    The object of this study is to examine the qualities and skills of a good coach. The study approaches the subject through the eyes of junior footballers. Coaching children and youth is more than exercising – coach needs to have other abilities too, like interaction and educational skills. The study is looking for answers to the following questions: What kind of qualities the coach should have based on the opinion of junior players? How the skill level of the team and the sex of the player connects with the idea of a good coach? Coaching contains several different sectors, which are examined in the theory section. The essential terms are youth sports, team sports, physical education, coaching and different roles of a coach. Some previous studies considering the theme are introduced in the theory section. The data was collected by a questionnaire which was completed by 1446 junior footballers from Southern Finland. Every fifth answer was randomly selected for closer examination. To help the children to answer, the questionnaire included few open questions about good coaching. The results of the questionnaire were classified by using content analysis after which they were categorised under different themes. The possible divergences between boys and girls as well as different skill levels of the teams were investigated. The results were also examined based on former studies and theories, most importantly the Finnish Coaching Expertise Model (Suomalainen valmennusosaamisen malli). Based on the results of the study the main findings were that there is a connection between a football player’s sex and their perception of a good coach, which means that some differ-ences between boys and girls did occur. There was also differences between the results of the players from teams of different skill levels, but they seemed relatively random. When the results of the survey were examined based on the Finnish Coaching Expertise Model, the main finding was that the most important skills that a good coach should have are interaction skills and knowledge of the sport.
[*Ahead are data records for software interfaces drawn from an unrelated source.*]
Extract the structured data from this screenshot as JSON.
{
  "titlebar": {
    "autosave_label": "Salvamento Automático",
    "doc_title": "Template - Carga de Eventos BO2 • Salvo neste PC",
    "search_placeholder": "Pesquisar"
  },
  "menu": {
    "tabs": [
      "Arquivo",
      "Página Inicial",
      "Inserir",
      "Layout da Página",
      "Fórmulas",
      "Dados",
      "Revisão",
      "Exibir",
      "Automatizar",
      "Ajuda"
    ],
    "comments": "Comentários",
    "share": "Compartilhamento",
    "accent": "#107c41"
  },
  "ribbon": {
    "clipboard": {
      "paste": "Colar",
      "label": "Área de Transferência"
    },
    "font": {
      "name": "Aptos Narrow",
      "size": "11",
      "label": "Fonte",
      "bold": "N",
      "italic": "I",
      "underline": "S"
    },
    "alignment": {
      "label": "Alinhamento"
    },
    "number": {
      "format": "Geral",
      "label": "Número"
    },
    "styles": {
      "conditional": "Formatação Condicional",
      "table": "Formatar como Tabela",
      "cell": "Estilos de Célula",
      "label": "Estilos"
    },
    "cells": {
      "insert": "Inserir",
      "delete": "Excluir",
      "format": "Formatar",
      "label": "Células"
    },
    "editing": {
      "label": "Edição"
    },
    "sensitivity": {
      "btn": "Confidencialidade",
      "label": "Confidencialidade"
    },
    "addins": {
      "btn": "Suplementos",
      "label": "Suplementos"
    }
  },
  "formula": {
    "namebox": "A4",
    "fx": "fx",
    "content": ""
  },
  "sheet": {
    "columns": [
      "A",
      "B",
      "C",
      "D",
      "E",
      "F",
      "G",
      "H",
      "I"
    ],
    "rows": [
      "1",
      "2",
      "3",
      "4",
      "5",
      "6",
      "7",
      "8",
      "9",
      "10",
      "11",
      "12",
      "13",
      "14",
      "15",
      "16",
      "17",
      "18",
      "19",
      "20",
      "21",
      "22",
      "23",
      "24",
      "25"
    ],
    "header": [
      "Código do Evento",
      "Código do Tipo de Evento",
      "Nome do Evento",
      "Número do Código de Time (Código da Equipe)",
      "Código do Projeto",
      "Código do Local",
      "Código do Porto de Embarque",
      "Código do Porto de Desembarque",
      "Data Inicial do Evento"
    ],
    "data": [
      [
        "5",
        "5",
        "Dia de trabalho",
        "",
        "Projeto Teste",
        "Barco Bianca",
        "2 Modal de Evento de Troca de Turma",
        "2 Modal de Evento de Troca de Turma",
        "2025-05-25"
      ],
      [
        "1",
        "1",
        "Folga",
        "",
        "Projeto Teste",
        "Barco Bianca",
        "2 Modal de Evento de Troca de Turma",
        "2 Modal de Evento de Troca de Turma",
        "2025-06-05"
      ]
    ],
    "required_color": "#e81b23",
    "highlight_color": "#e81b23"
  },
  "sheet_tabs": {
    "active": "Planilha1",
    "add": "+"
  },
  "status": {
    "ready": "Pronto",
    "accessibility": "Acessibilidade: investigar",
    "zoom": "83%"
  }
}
The results of this study can be used in the future to devel-op junior coaching and training of the coaches.